    jadnashua Retired Defense Industry Engineer xxx

    Messages:
    22,128
    Location:
    New England
    Okay, you had me worried about the liquid nails under cbu on the floor...probably won't help but shouldn't hurt on the walls, though.

    The Kerdi will act as the tape on the seams, so no separate action needed for those on either cbu or drywall. If the tapered edges of drywall end up behind the Kerdi, some people prefill that tapered area with thinset, screeed it level then let it dry before you add the kerdi. It's easier later when you tile for it to be level, and you don't want to leave that section super thick in the taper with thinset in one step. the same is true with cbu, if it has tapered edges.
  13. GlobalTerrain

    GlobalTerrain New Member

    Messages:
    16
    sounds good, thanks!

    With any luck, if I don't sleep in tomorrow will be the day (durock, floor, drain and Kerdi!). If I sleep in then watch NFL, maybe I'll get to it on Monday (lots of time off....LOL).

    Once I start with the thinset, it looks like I have to install all the Kerdi at once. but then I could wait a day for the tile?

    GT
  14. jadnashua

    jadnashua Retired Defense Industry Engineer xxx
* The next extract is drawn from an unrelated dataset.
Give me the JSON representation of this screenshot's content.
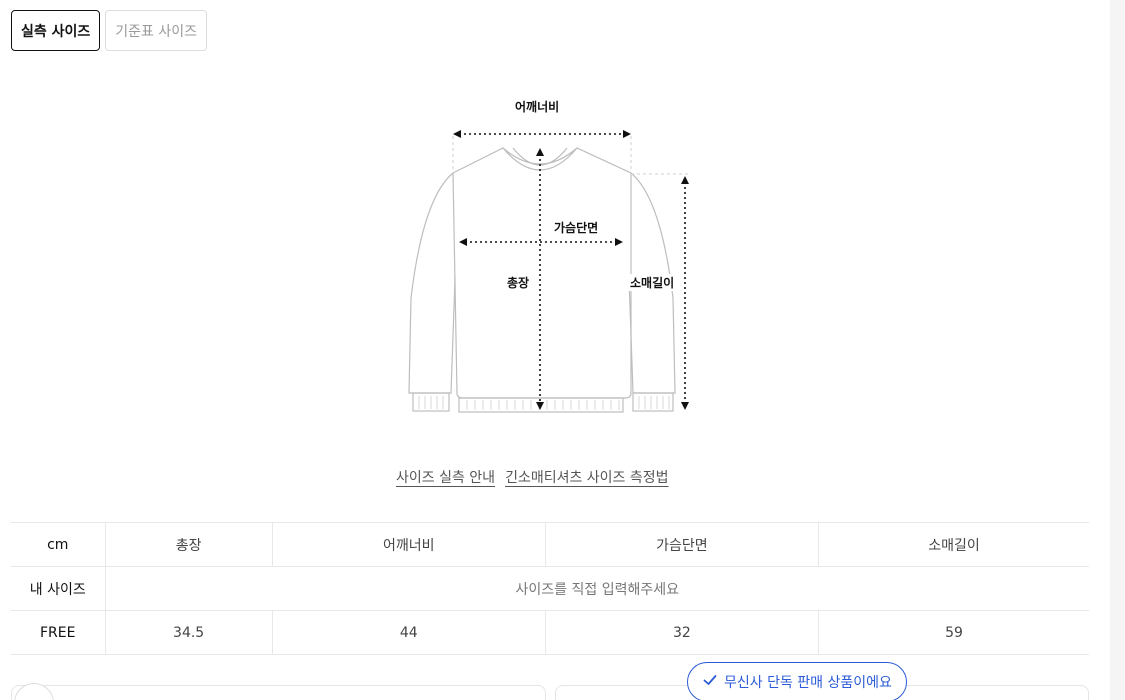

    Messages:
    22,128
    Location:
    New England
    You can stop anywhere you wish while installing the Kerdi as long as you don't leave any accumulations of thinset that would leave lumps or bumps which makes it hard to tile evenly over. You can start tiling once the Kerdi is up. the only caution you need to be aware of is that if you try to lift a tile, you may break the bond of the kerdi to the wall. Also, make sure you wipe the cbu down with a wet sponge first...otherwise, it will suck the moisture out of the thinset and possibly compromise the bond. This also removes most of the dust that can be a problems as well. Don't try to put up a sheet that wraps around the shower the first time...once you get the technique down, you can do bigger sheets. Better to do one wall at a time. Doesn't matter if it is horizontal or vertical, depending on the wall.
Similar Threads: Need help
Forum Title Date
Shower & Bathtub Forum & Blog need some help cleaning a grimy shower Sep 23, 2014
Shower & Bathtub Forum & Blog Need help identifying shower valve (leaks) Sep 14, 2014
Shower & Bathtub Forum & Blog New shower, need help with setup plan? Sep 12, 2014
Shower & Bathtub Forum & Blog Help to identify rough in valve/ need trim Sep 8, 2014
Shower & Bathtub Forum & Blog i need help identifying shower valve and/or locating a replacement cartridge Aug 7, 2014

Share This Page